'NATURE: Natural Born Rebels'
(DVD / PG / 2018 / PBS)
Overview: Thieving macaques using psychology to pull off scams. Delinquent cockatoos vandalizing urban residences. Swaggering peacocks lying about their sexual exploits. These are nature's greatest rebels, succeeding by breaking all the rules.
DVD Verdict: Despite how it appears on the surface, researchers are discovering the complex and fascinating science behind why these animals behave the way they do.
From a promiscuous prairie dog to a kleptomaniac crab and an alpha chimpanzee who reigns with an iron fist, this simply fascinating three-part miniseries explores the most rebellious animals in the natural world.
But, the main question being asked throughout this new PBS Nature documentary is: Are these creatures really breaking bad?
Across the world, new studies are uncovering an astonishing variety of insubordinate animal behaviors, and despite how it appears on the surface, researchers are discovering the complex and fascinating Science behind why these animals behave the way they do.
Oh, and here's what we learn along the way:
Coconut crabs weigh up to nine pounds and may be the world's largest land crab. More than one million coconut crabs reside on Christmas Island, where they are known to locals as "robber crabs" for stealing anything they can get their CLAWS on in a competition for food.
Deer, the main prey of the tiger, are dichromats, which means their color vision comes from just two color receptors - they can only see greens and blues. This makes it harder to spot the orange stripes of tigers who wish to prey on them.
Hummingbirds have to eat more than twice their bodyweight in food each day. Most HUMMINGBIRDS get their food from the nectar of surrounding flowers in exchange for pollination. The Wedge-bill cheats this process by going straight to the base of the flower, opting out of pollination, but gaining the nectar. Scientists call this "floral larceny."

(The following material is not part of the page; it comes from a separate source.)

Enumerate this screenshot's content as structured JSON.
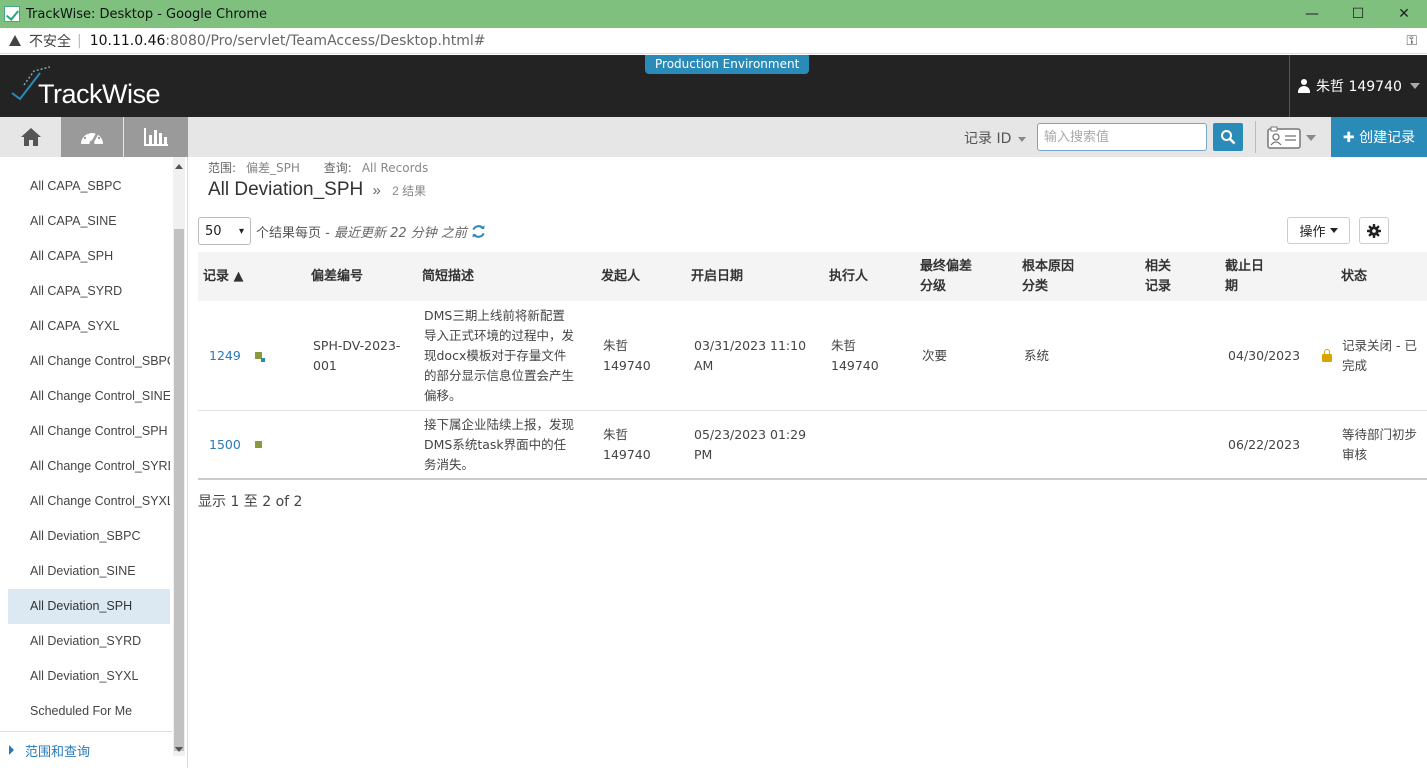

With a run time x3 60-minute episodes 'NATURE: Natural Born Rebels' is, quite easily, one of the more time worthy PBS documentaries that exists and is totally worthwhile of you to invest in; time wise and monetarily, trust me. This is a Widescreen Presentation (1.78:1) enhanced for 16x9 TVs.